My rating: 5 of 5 stars
I have no idea how this book can average 3/5 on Goodreads and 3.5/5 on Amazon. The Red Badge of Courage is one of many books that address fear in the face of death. Henry, a brand new and young soldier in the Civil War, doesn’t know how he will react to battle. When his regiment charges the enemy, Henry defects. He is ashamed, but through a variety of circumstances and enormous personal growth (we love this in our novels) becomes a hero among the soldiers of his regiment.

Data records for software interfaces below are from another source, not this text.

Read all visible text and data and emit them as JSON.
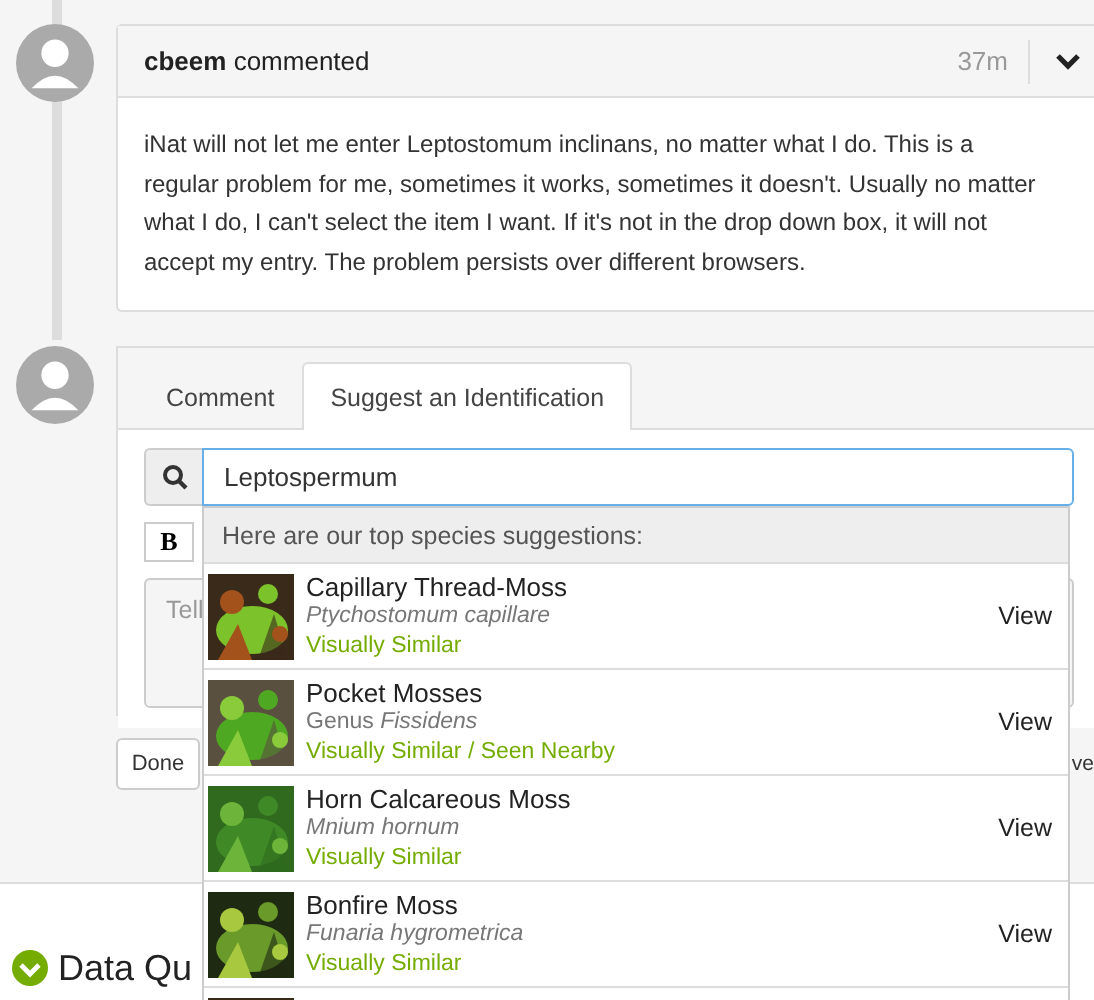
{
  "comment": {
    "user": "cbeem",
    "action": "commented",
    "time": "37m",
    "body": "iNat will not let me enter Leptostomum inclinans, no matter what I do. This is a regular problem for me, sometimes it works, sometimes it doesn't. Usually no matter what I do, I can't select the item I want. If it's not in the drop down box, it will not accept my entry. The problem persists over different browsers."
  },
  "tabs": [
    {
      "label": "Comment",
      "selected": false
    },
    {
      "label": "Suggest an Identification",
      "selected": true
    }
  ],
  "search": {
    "value": "Leptospermum"
  },
  "toolbar": {
    "bold": "B"
  },
  "textarea": {
    "placeholder": "Tell"
  },
  "done_button": "Done",
  "side_text": "ve",
  "section_title": "Data Qu",
  "suggestions": {
    "header": "Here are our top species suggestions:",
    "items": [
      {
        "name": "Capillary Thread-Moss",
        "scientific": "Ptychostomum capillare",
        "tag": "Visually Similar",
        "action": "View"
      },
      {
        "name": "Pocket Mosses",
        "rank": "Genus",
        "scientific": "Fissidens",
        "tag": "Visually Similar / Seen Nearby",
        "action": "View"
      },
      {
        "name": "Horn Calcareous Moss",
        "scientific": "Mnium hornum",
        "tag": "Visually Similar",
        "action": "View"
      },
      {
        "name": "Bonfire Moss",
        "scientific": "Funaria hygrometrica",
        "tag": "Visually Similar",
        "action": "View"
      }
    ]
  }
}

This book made popular the term ‘red badge of courage’ as it applies to an injury received in battle. It is recommended for all new Marine recruits because it examines how first-time soldiers, most who have never shot a rifle at another man much less killed someone, would feel thrown into battle. The main character, Henry, likely reacts as many of us would and many did, so most readers relate to his series of events.

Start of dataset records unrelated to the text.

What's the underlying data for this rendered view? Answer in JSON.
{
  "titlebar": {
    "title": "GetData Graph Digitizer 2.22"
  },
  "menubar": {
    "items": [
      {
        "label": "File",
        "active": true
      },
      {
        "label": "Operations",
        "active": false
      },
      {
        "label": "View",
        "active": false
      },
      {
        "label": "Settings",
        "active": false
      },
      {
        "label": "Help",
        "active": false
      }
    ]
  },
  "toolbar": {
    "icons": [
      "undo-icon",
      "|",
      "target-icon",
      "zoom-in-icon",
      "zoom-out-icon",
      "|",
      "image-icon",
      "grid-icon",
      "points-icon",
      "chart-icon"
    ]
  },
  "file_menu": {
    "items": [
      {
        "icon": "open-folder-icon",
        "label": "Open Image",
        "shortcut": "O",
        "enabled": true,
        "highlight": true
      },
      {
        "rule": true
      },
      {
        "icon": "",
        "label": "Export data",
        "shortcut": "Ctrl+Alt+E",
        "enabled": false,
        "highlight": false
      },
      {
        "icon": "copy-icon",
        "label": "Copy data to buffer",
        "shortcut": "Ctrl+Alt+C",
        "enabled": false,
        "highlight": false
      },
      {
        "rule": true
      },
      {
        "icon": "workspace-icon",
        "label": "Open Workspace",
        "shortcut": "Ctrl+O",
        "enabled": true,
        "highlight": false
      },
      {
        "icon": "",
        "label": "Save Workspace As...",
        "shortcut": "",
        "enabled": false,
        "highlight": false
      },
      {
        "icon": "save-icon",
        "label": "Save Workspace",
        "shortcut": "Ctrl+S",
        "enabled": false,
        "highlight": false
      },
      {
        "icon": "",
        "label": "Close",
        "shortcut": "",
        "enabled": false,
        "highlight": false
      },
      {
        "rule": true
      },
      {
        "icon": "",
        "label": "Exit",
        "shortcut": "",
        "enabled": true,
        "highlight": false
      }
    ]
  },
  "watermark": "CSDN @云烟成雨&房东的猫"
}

Though published in 1895, this book remains an icon of American literature. It is a standard allusion in other writing (akin to ‘waiting for Godot’). To be considered educated, adults must read this book to fully understand other writing they’ll face. Not only the allusion to ‘red badge of courage’, but the need of warriors to appear brave in the face of battle, to claim courage as a means of bolstering their reputation and personal identity. We see it often in political figures. I can think of two (I’ll leave them unnamed, but you know who I mean) whose prowess in battle is questionable though they claimed the mantle of hero. It’s safe to say that mankind’s roots remained entangled with our battles, our courage, and our ability to be damaged and survive.

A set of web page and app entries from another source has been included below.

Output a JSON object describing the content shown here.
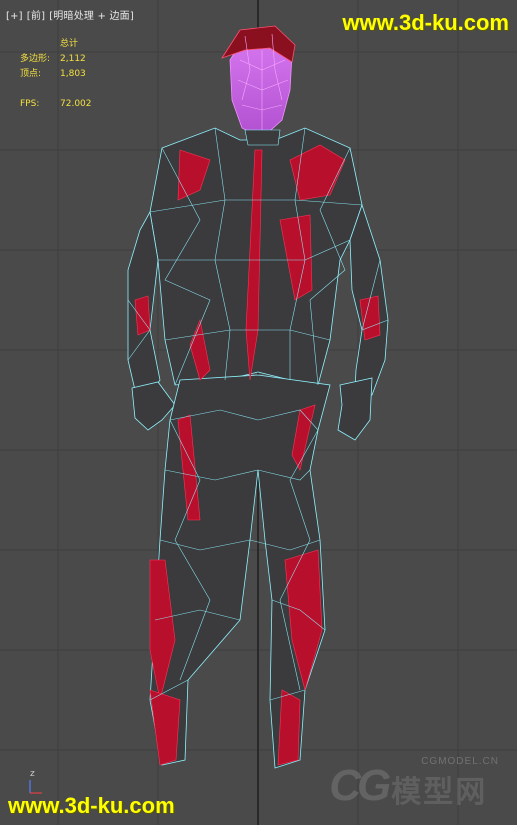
{
  "viewport": {
    "label_parts": [
      "[+]",
      "[前]",
      "[明暗处理 + 边面]"
    ]
  },
  "stats": {
    "total_label": "总计",
    "poly_label": "多边形:",
    "poly_value": "2,112",
    "vert_label": "顶点:",
    "vert_value": "1,803",
    "fps_label": "FPS:",
    "fps_value": "72.002"
  },
  "watermarks": {
    "top": "www.3d-ku.com",
    "bottom": "www.3d-ku.com",
    "cg_small": "CGMODEL.CN",
    "cg_big": "模型网",
    "cg_letters": "CG"
  },
  "axis": {
    "z_label": "z"
  },
  "colors": {
    "grid": "#5a5a5a",
    "wire": "#8ff3ff",
    "body": "#3a3a3c",
    "accent": "#c01030",
    "head_wire": "#e060ff"
  }
}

I guess relevancy to people dropped their rating. If we can’t relate to mind-numbing fear and how we would move forward under its influence, I suppose it would be considered ‘boring’ or ‘irrelevant’. To men, even if I may never face a circumstance where I must do the right thing even when every nerve in my body wants me to do something else, I think this book is important to read. How else would I understand the allusions to it in news articles and conversation?